WHAT TO PRODUCE:
Your answer should consist of every line from the records that holds the string "channel".

== DATASET EXTRACT ==

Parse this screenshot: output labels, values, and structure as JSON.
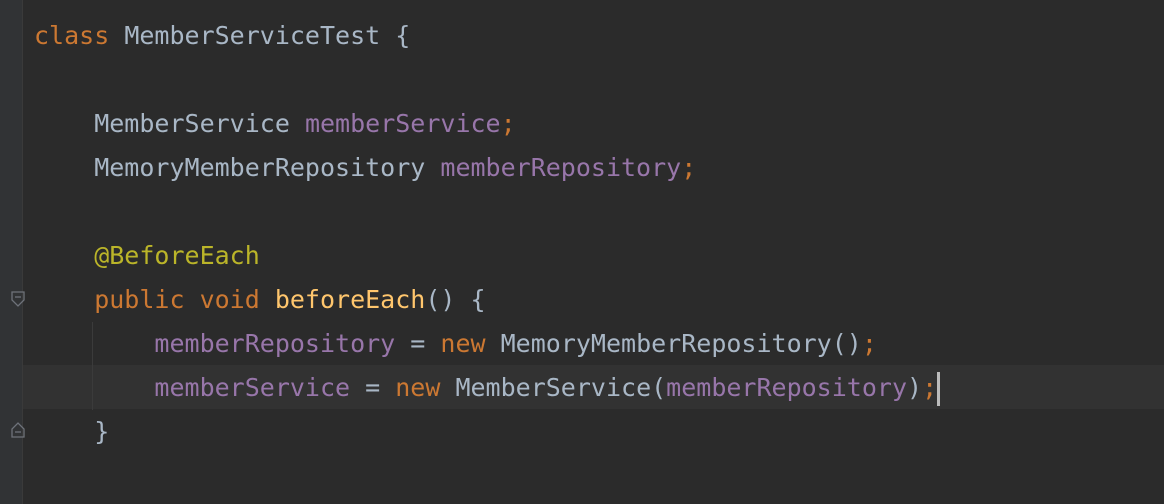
{
  "editor": {
    "lines": [
      {
        "tokens": [
          {
            "t": "class",
            "c": "kw"
          },
          {
            "t": " MemberServiceTest {",
            "c": "plain"
          }
        ]
      },
      {
        "tokens": []
      },
      {
        "tokens": [
          {
            "t": "    MemberService ",
            "c": "plain"
          },
          {
            "t": "memberService",
            "c": "field"
          },
          {
            "t": ";",
            "c": "punct"
          }
        ]
      },
      {
        "tokens": [
          {
            "t": "    MemoryMemberRepository ",
            "c": "plain"
          },
          {
            "t": "memberRepository",
            "c": "field"
          },
          {
            "t": ";",
            "c": "punct"
          }
        ]
      },
      {
        "tokens": []
      },
      {
        "tokens": [
          {
            "t": "    @BeforeEach",
            "c": "ann"
          }
        ]
      },
      {
        "tokens": [
          {
            "t": "    public void ",
            "c": "kw"
          },
          {
            "t": "beforeEach",
            "c": "method"
          },
          {
            "t": "() {",
            "c": "plain"
          }
        ]
      },
      {
        "tokens": [
          {
            "t": "        memberRepository",
            "c": "field"
          },
          {
            "t": " = ",
            "c": "plain"
          },
          {
            "t": "new ",
            "c": "kw"
          },
          {
            "t": "MemoryMemberRepository()",
            "c": "plain"
          },
          {
            "t": ";",
            "c": "punct"
          }
        ]
      },
      {
        "tokens": [
          {
            "t": "        memberService",
            "c": "field"
          },
          {
            "t": " = ",
            "c": "plain"
          },
          {
            "t": "new ",
            "c": "kw"
          },
          {
            "t": "MemberService(",
            "c": "plain"
          },
          {
            "t": "memberRepository",
            "c": "field"
          },
          {
            "t": ")",
            "c": "plain"
          },
          {
            "t": ";",
            "c": "punct"
          }
        ],
        "caret": true
      },
      {
        "tokens": [
          {
            "t": "    }",
            "c": "plain"
          }
        ]
      }
    ]
  },
  "gutter": {
    "fold_markers": [
      "fold-open-icon",
      "fold-close-icon"
    ]
  }
}
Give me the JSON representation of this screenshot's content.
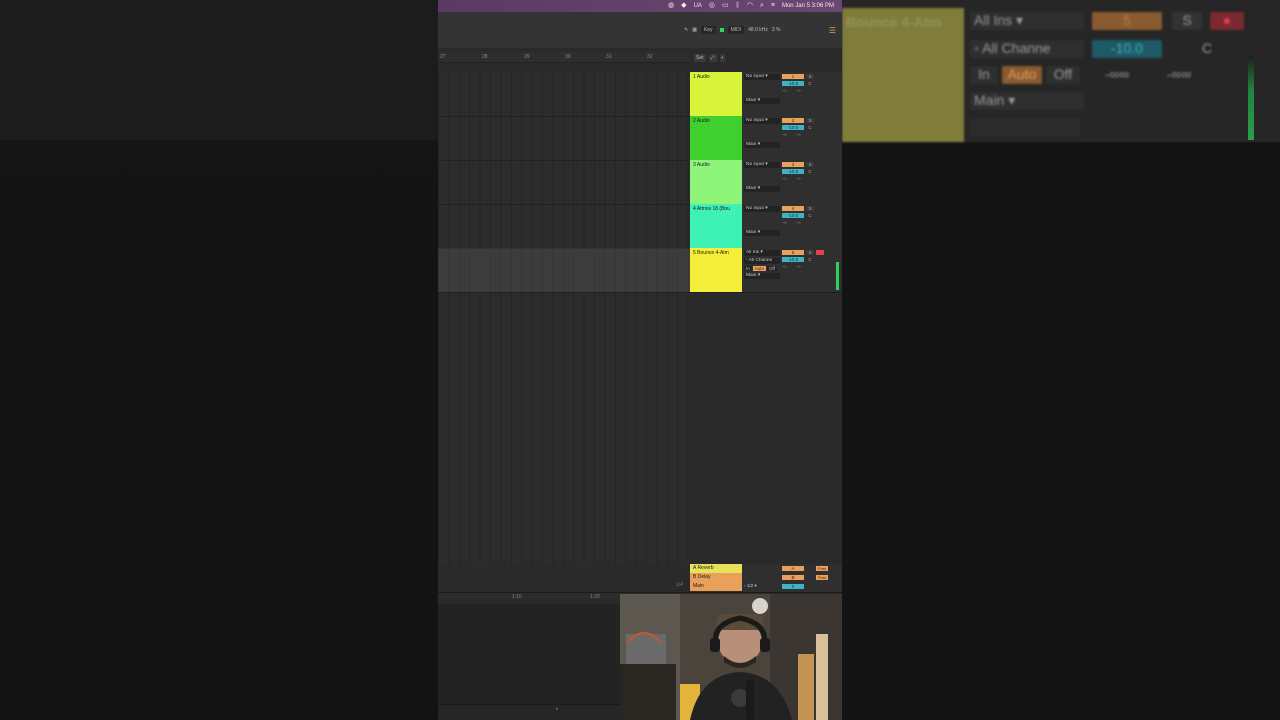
{
  "menubar": {
    "ua": "UA",
    "clock": "Mon Jan 5 3:06 PM"
  },
  "toolbar": {
    "key": "Key",
    "midi": "MIDI",
    "sample_rate": "48.0 kHz",
    "cpu": "3 %"
  },
  "ruler": {
    "marks": [
      "27",
      "28",
      "29",
      "30",
      "31",
      "32"
    ]
  },
  "set_label": "Set",
  "tracks": [
    {
      "title": "1 Audio",
      "color": "#d8f33a",
      "input": "No input",
      "output": "Main",
      "number": "1",
      "volume": "-10.0",
      "pan": "C"
    },
    {
      "title": "2 Audio",
      "color": "#3fcf2e",
      "input": "No input",
      "output": "Main",
      "number": "2",
      "volume": "-10.0",
      "pan": "C"
    },
    {
      "title": "3 Audio",
      "color": "#8ff57a",
      "input": "No input",
      "output": "Main",
      "number": "3",
      "volume": "-10.0",
      "pan": "C"
    },
    {
      "title": "4 Atmos 18 (Bou",
      "color": "#3ef2b6",
      "input": "No input",
      "output": "Main",
      "number": "4",
      "volume": "-10.0",
      "pan": "C"
    },
    {
      "title": "5 Bounce 4-Atm",
      "color": "#f4ee3a",
      "input": "All Ins",
      "channel": "All Channe",
      "output": "Main",
      "number": "5",
      "volume": "-10.0",
      "pan": "C",
      "monitor": [
        "In",
        "Auto",
        "Off"
      ]
    }
  ],
  "returns": [
    {
      "name": "A Reverb",
      "color": "#e8e25a",
      "label": "A",
      "post": "Post"
    },
    {
      "name": "B Delay",
      "color": "#e8a05a",
      "label": "B",
      "post": "Post"
    },
    {
      "name": "Main",
      "color": "#e8a05a",
      "out": "1/2",
      "value": "0"
    }
  ],
  "lower_ruler": [
    "1:10",
    "1:20"
  ],
  "right_blur": {
    "track_name": "Bounce 4-Atm",
    "input": "All Ins",
    "channel": "All Channe",
    "in": "In",
    "auto": "Auto",
    "off": "Off",
    "output": "Main",
    "number": "5",
    "s": "S",
    "volume": "-10.0",
    "pan": "C",
    "inf1": "-∞∞",
    "inf2": "-∞∞"
  },
  "inf_text": "-∞",
  "fraction": "1/4"
}
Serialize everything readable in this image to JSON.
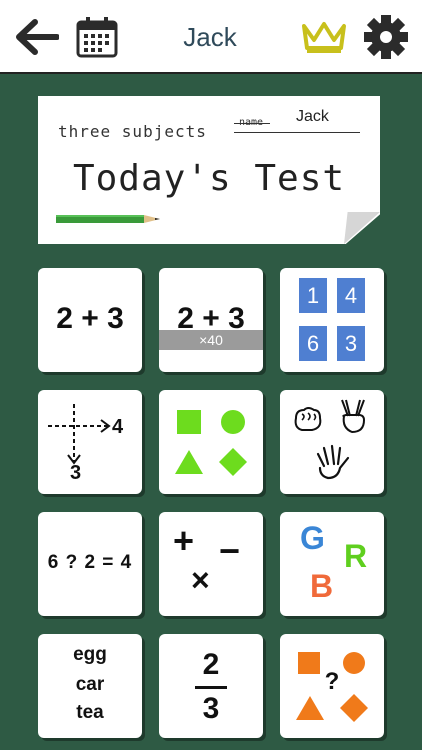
{
  "header": {
    "title": "Jack",
    "icons": [
      "back-arrow-icon",
      "calendar-icon",
      "crown-icon",
      "gear-icon"
    ],
    "colors": {
      "crown": "#c8c01c",
      "icon_dark": "#2b2b2b",
      "title": "#2f4a5a"
    }
  },
  "test_card": {
    "subject": "three subjects",
    "name_label": "name",
    "name_value": "Jack",
    "title": "Today's Test"
  },
  "tiles": {
    "t1": {
      "expr": "2 + 3"
    },
    "t2": {
      "expr": "2 + 3",
      "badge": "×40"
    },
    "t3": {
      "numbers": [
        "1",
        "4",
        "6",
        "3"
      ]
    },
    "t4": {
      "right": "4",
      "down": "3"
    },
    "t5": {
      "shapes": [
        "square",
        "circle",
        "triangle",
        "diamond"
      ],
      "color": "#6ddc1e"
    },
    "t6": {
      "icons": [
        "rock-hand-icon",
        "peace-hand-icon",
        "paper-hand-icon"
      ]
    },
    "t7": {
      "expr": "6 ? 2 = 4"
    },
    "t8": {
      "ops": [
        "+",
        "−",
        "×"
      ]
    },
    "t9": {
      "letters": [
        "G",
        "R",
        "B"
      ],
      "colors": [
        "#3a86d6",
        "#5fcf1e",
        "#f06a3a"
      ]
    },
    "t10": {
      "words": [
        "egg",
        "car",
        "tea"
      ]
    },
    "t11": {
      "numerator": "2",
      "denominator": "3"
    },
    "t12": {
      "mark": "?",
      "color": "#f07a1a"
    }
  },
  "colors": {
    "background": "#2e5a44",
    "tile": "#ffffff",
    "blue": "#4f7fd1"
  }
}
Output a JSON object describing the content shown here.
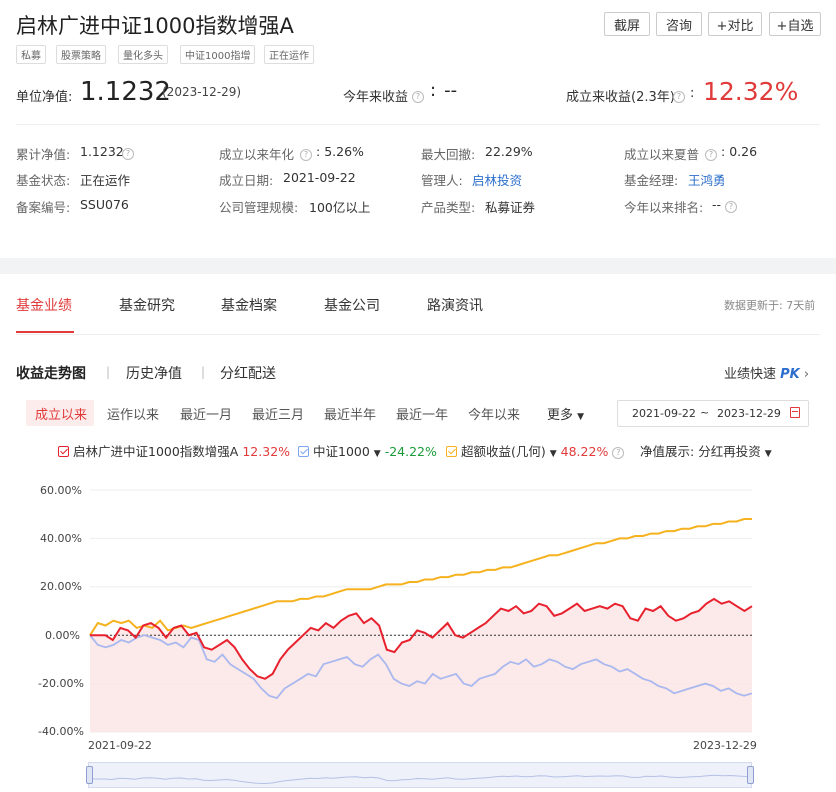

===

EXERCISE RESULT:
      "channel": "All Channe",
    "channel": "All Channe",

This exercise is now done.